◆ **Assignment**
Would you retype each record exactly as given?

--- Material for this task ---

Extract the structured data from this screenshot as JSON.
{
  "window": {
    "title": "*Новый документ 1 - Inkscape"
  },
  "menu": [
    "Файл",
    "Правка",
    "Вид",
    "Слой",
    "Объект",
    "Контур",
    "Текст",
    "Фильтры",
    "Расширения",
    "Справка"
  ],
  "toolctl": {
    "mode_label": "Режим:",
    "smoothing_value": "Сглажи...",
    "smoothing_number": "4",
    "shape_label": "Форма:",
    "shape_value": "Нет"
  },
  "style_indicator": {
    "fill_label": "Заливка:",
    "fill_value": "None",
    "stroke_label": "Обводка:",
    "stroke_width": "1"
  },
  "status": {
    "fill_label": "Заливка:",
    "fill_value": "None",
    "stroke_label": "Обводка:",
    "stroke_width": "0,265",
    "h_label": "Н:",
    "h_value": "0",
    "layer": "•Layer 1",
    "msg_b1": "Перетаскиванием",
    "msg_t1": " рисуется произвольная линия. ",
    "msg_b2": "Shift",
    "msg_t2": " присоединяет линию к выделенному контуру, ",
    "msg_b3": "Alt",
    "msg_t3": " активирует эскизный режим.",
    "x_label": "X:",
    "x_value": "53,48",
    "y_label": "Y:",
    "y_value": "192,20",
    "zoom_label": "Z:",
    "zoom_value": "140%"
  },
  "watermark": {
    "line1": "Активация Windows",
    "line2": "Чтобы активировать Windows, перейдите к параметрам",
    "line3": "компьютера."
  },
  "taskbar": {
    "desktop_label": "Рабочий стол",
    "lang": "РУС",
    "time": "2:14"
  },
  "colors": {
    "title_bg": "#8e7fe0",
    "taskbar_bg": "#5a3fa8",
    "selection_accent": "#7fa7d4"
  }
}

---

◆ **Exercise response**
Extract the structured data from this screenshot as JSON.
{
  "window": {
    "title": "*Новый документ 1 - Inkscape"
  },
  "menu": [
    "Файл",
    "Правка",
    "Вид",
    "Слой",
    "Объект",
    "Контур",
    "Текст",
    "Фильтры",
    "Расширения",
    "Справка"
  ],
  "toolctl": {
    "mode_label": "Режим:",
    "smoothing_value": "Сглажи...",
    "smoothing_number": "4",
    "shape_label": "Форма:",
    "shape_value": "Нет"
  },
  "style_indicator": {
    "fill_label": "Заливка:",
    "fill_value": "None",
    "stroke_label": "Обводка:",
    "stroke_width": "1"
  },
  "status": {
    "fill_label": "Заливка:",
    "fill_value": "None",
    "stroke_label": "Обводка:",
    "stroke_width": "0,265",
    "h_label": "Н:",
    "h_value": "0",
    "layer": "•Layer 1",
    "msg_b1": "Перетаскиванием",
    "msg_t1": " рисуется произвольная линия. ",
    "msg_b2": "Shift",
    "msg_t2": " присоединяет линию к выделенному контуру, ",
    "msg_b3": "Alt",
    "msg_t3": " активирует эскизный режим.",
    "x_label": "X:",
    "x_value": "53,48",
    "y_label": "Y:",
    "y_value": "192,20",
    "zoom_label": "Z:",
    "zoom_value": "140%"
  },
  "watermark": {
    "line1": "Активация Windows",
    "line2": "Чтобы активировать Windows, перейдите к параметрам",
    "line3": "компьютера."
  },
  "taskbar": {
    "desktop_label": "Рабочий стол",
    "lang": "РУС",
    "time": "2:14"
  },
  "colors": {
    "title_bg": "#8e7fe0",
    "taskbar_bg": "#5a3fa8",
    "selection_accent": "#7fa7d4"
  }
}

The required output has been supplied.